preferred to live in ignorant bliss, just
avoid the library. In those days those
who had the info had the most power.
And many of us liked being out of the
loop whenever we wanted to be.
How often to do you "Google" in a day?
Anytime I have a question I simply look
it up on-line. For a data junkie like myself
such instant access to the facts is as good
as Crack. I thrive on being up on all of the
latest information, having the scoop, and
being able to put everything in historical
perspective. Now suddenly I've lost my
link to everything that seemed invaluable.
And… somehow I'm surviving. You see,
we've foolishly allowed our technological
"helpers" to enslave us. Whether we need
them or not. Is life better off of the grid?!
The past few days have taught me that I'm
more than capable of surviving sans instant
access to everything and everybody. Thus
if nothing else my personal opinions and
perspectives have gained importance while
in the midst of my hiatus from other's input.
I've discovered that I can think for myself
if and when necessary.

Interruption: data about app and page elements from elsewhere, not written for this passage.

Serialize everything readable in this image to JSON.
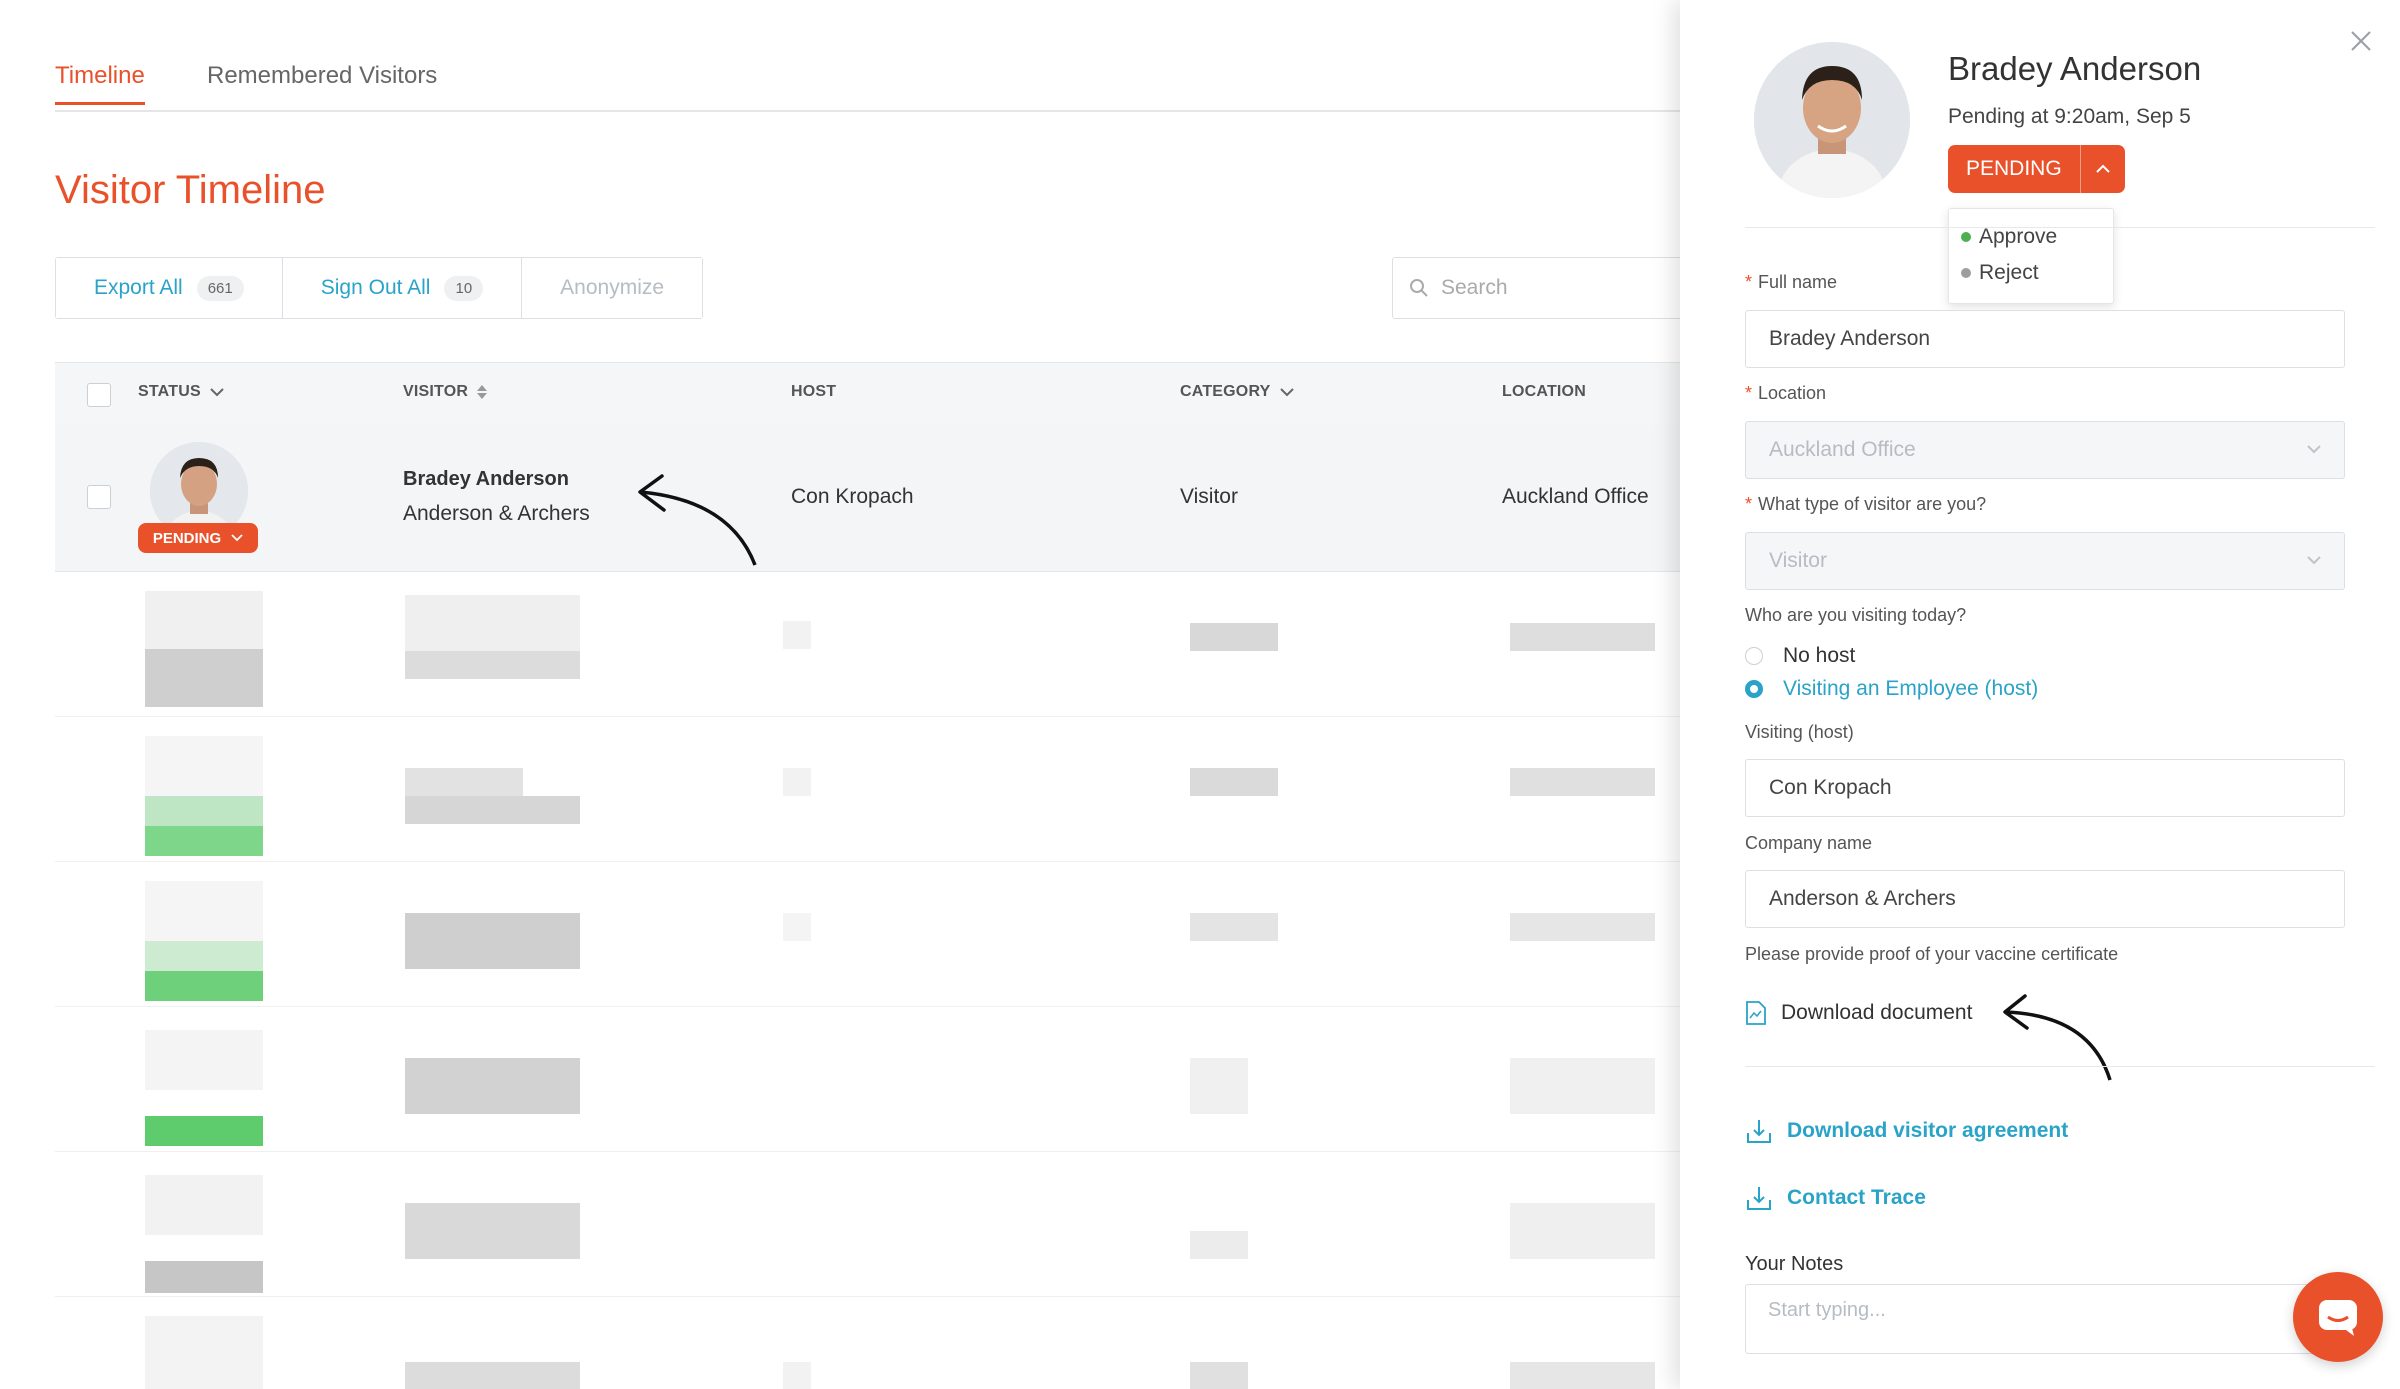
{
  "tabs": [
    {
      "label": "Timeline",
      "active": true
    },
    {
      "label": "Remembered Visitors",
      "active": false
    }
  ],
  "page_title": "Visitor Timeline",
  "actions": {
    "export_all": "Export All",
    "export_count": "661",
    "sign_out_all": "Sign Out All",
    "sign_out_count": "10",
    "anonymize": "Anonymize"
  },
  "search": {
    "placeholder": "Search"
  },
  "table": {
    "headers": {
      "status": "STATUS",
      "visitor": "VISITOR",
      "host": "HOST",
      "category": "CATEGORY",
      "location": "LOCATION"
    },
    "row": {
      "status": "PENDING",
      "visitor_name": "Bradey Anderson",
      "visitor_company": "Anderson & Archers",
      "host": "Con Kropach",
      "category": "Visitor",
      "location": "Auckland Office"
    }
  },
  "panel": {
    "name": "Bradey Anderson",
    "status_line": "Pending at 9:20am, Sep 5",
    "status_button": "PENDING",
    "dropdown": [
      {
        "label": "Approve",
        "color": "#4caf50"
      },
      {
        "label": "Reject",
        "color": "#9e9e9e"
      }
    ],
    "full_name_label": "Full name",
    "full_name_value": "Bradey Anderson",
    "location_label": "Location",
    "location_value": "Auckland Office",
    "visitor_type_label": "What type of visitor are you?",
    "visitor_type_value": "Visitor",
    "visiting_question": "Who are you visiting today?",
    "radio_no_host": "No host",
    "radio_employee": "Visiting an Employee (host)",
    "visiting_host_label": "Visiting (host)",
    "visiting_host_value": "Con Kropach",
    "company_label": "Company name",
    "company_value": "Anderson & Archers",
    "vaccine_label": "Please provide proof of your vaccine certificate",
    "download_document": "Download document",
    "download_agreement": "Download visitor agreement",
    "contact_trace": "Contact Trace",
    "notes_label": "Your Notes",
    "notes_placeholder": "Start typing..."
  },
  "colors": {
    "accent": "#e8512a",
    "link": "#2aa3c9",
    "approve": "#4caf50",
    "reject": "#9e9e9e"
  }
}
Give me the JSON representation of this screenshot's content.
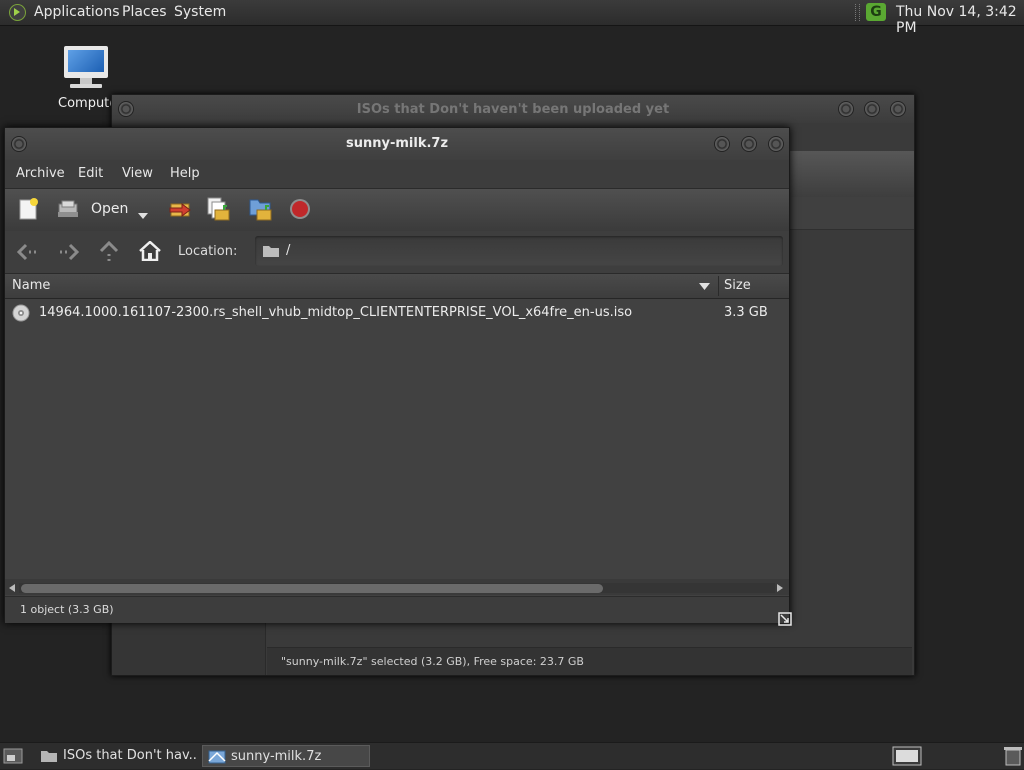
{
  "top_panel": {
    "menus": [
      "Applications",
      "Places",
      "System"
    ],
    "clock": "Thu Nov 14,  3:42 PM",
    "update_icon_label": "G"
  },
  "desktop": {
    "icons": [
      {
        "label": "Computer",
        "icon": "computer-icon"
      }
    ]
  },
  "back_window": {
    "title": "ISOs that Don't haven't been uploaded yet",
    "status": "\"sunny-milk.7z\" selected (3.2 GB), Free space: 23.7 GB"
  },
  "archive_window": {
    "title": "sunny-milk.7z",
    "menu": [
      "Archive",
      "Edit",
      "View",
      "Help"
    ],
    "toolbar": {
      "open_label": "Open",
      "buttons": [
        "new-archive-icon",
        "open-archive-icon",
        "open-dropdown-icon",
        "extract-icon",
        "add-files-icon",
        "add-folder-icon",
        "stop-icon"
      ]
    },
    "location": {
      "label": "Location:",
      "path": "/"
    },
    "columns": {
      "name": "Name",
      "size": "Size"
    },
    "files": [
      {
        "name": "14964.1000.161107-2300.rs_shell_vhub_midtop_CLIENTENTERPRISE_VOL_x64fre_en-us.iso",
        "size": "3.3 GB",
        "icon": "disc-image-icon"
      }
    ],
    "status": "1 object (3.3 GB)"
  },
  "taskbar": {
    "tasks": [
      {
        "label": "ISOs that Don't hav...",
        "icon": "folder-icon",
        "active": false
      },
      {
        "label": "sunny-milk.7z",
        "icon": "archive-manager-icon",
        "active": true
      }
    ]
  },
  "colors": {
    "accent_green": "#5aa832",
    "stop_red": "#c0282a",
    "folder_yellow": "#e2b33c"
  }
}
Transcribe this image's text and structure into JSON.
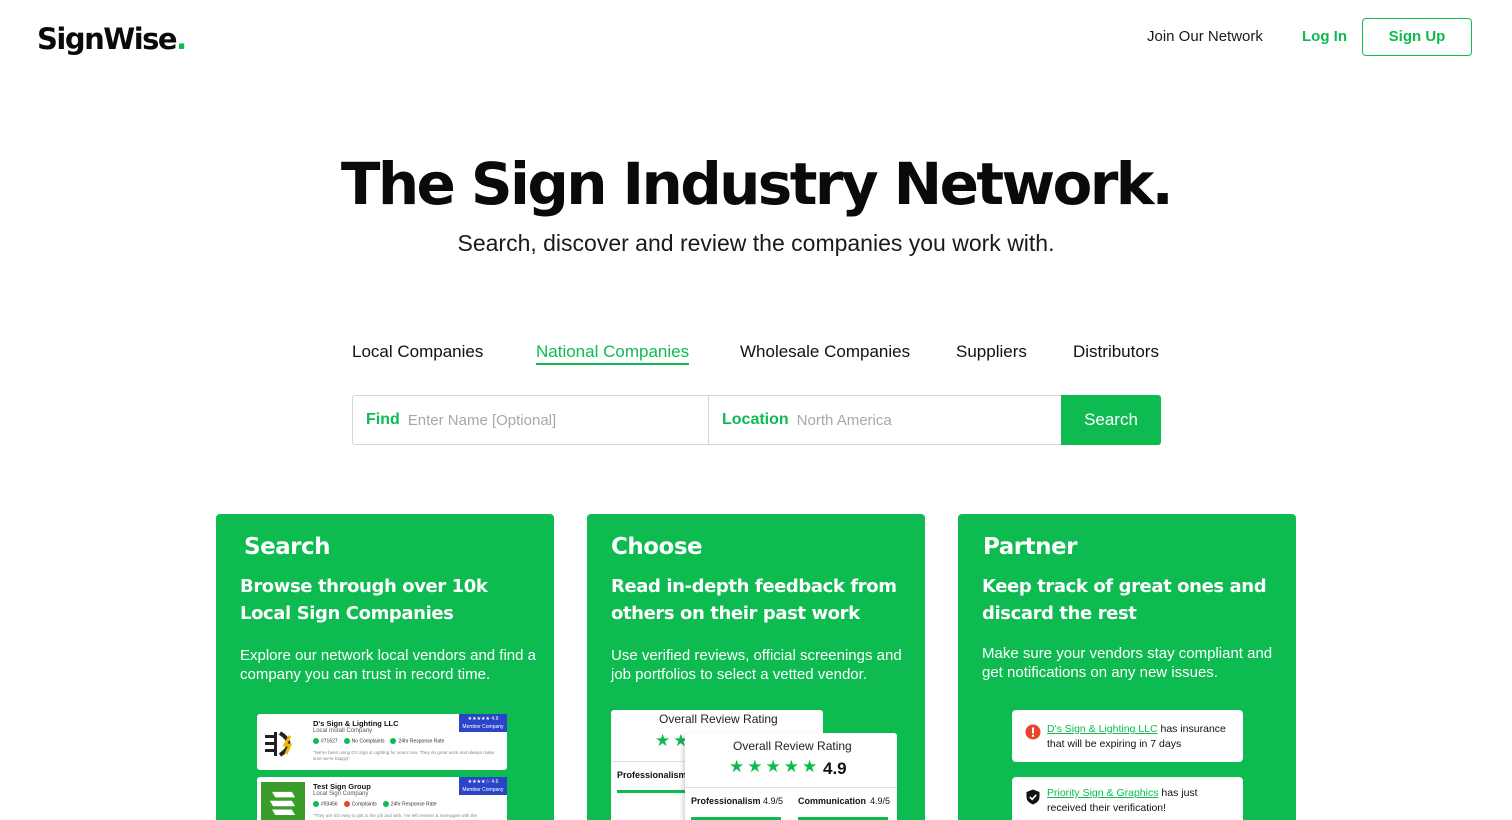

However while I'm
most grateful for this sudden opportunity to
reconnect with the real me - I honestly can't
wait to get my laptop back. The truth is that
I can't live without it. Nor… in my humble
opinion should I have to! HOOK ME UP!
Lost in space
Information is power. My recent time in
laptop limbo has reinforced that rather
than a necessary evil, technology is in
fact a God send. I've no desire to return
to the dark ages of reference libraries,
pay phones, and snail mail. Rather I
relish being able to learn more about or
connect with almost anyone, anything,
anywhere, anytime. My data drought
has affirmed that my reliance on cyber
support is in fact a blessing. I'm at my
best when able to connect to the world
at large instantly. Beam me up Scotty!